Nearly every tourist and local spends time in Central Park. It says something about American culture that few park architects are as well known as the designer of this famous public space, Frederick Law Olmsted. The park represents how we Americans like our nature just fine as long as it's carefully controlled, managed, and somewhat artificial. Yes, it's beautiful, but you're never very far from a reminder of the human desire to display a masterly ordering and taming of nature's chaos.
On the positive side, Central Park represents American democracy providing all citizens with an equally beautiful experience.
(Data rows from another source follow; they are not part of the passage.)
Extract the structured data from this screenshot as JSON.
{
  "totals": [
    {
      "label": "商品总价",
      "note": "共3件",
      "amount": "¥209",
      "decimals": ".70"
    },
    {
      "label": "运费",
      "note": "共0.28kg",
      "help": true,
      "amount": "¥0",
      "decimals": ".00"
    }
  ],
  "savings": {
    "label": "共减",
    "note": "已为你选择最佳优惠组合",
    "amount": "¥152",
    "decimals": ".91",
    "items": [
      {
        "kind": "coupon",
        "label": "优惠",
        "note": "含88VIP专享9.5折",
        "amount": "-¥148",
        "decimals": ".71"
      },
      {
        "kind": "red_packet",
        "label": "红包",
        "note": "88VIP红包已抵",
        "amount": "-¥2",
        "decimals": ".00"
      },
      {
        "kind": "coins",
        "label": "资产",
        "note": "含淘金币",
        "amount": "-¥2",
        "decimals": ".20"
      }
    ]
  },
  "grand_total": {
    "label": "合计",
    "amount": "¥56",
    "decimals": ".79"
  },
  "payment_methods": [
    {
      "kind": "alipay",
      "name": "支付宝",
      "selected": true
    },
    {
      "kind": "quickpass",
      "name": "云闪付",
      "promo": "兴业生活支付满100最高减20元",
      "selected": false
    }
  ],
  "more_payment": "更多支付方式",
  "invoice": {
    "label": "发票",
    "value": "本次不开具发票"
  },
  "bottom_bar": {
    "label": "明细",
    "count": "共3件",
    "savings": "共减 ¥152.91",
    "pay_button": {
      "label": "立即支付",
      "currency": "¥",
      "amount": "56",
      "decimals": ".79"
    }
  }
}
On the other hand, I also visited Wave Hill, a private park in the Bronx, accessible for a fee. One seldom forgets in New York that this is the city with more billionaires than any other, and although the billionaires certainly enjoy playgrounds far more difficult for the plebes to access than this exquisitely manicured park overlooking the Hudson, the aura of exclusivity remains a valued commodity in NYC.
ConcertsTwo concerts I attended showed how both classical music and jazz are ever-evolving in New York. Ricardo Romaneiro's extraordinary vision involved conceiving a concert at the House of Yes that scarcely seemed to pertain to the genre of "classical music," though it certainly did. The House of Yes combined the atmosphere of a bar and club; before the concert, bassist and DJ Leo Leite did a kinetic, genre-bending set:
After George Crumb's infamous electric string quartet, "Black Angels," singer Daisy Press gave a haunting performance of the nearly 900-year-old music of Hildegard von Bingen:
Finally, a large ensemble performed Ricardo's own mixed-genre composition, Nocturnal Suite, featuring singing, costumes, strings, a clarinet, percussion, and aerial dancers:
Thank you to Dianne McKeever & Shreyas Gupta for underwriting the New York week; to the Lilly Endowment for underwriting the performance of music by Indiana composers throughout the project (Don Freund is an Indiana University professor, as was the late David Baker); Ed Pass for his kind hospitality; David Ludwig for his compassionate vision and help; Katya Mihailova, for her superb musical partnership; Aaron Diehl, for a thought-provoking conversation and his assistance and advice; and Ricardo Romaneiro, for generously providing access to his visionary Black Angels concert experience.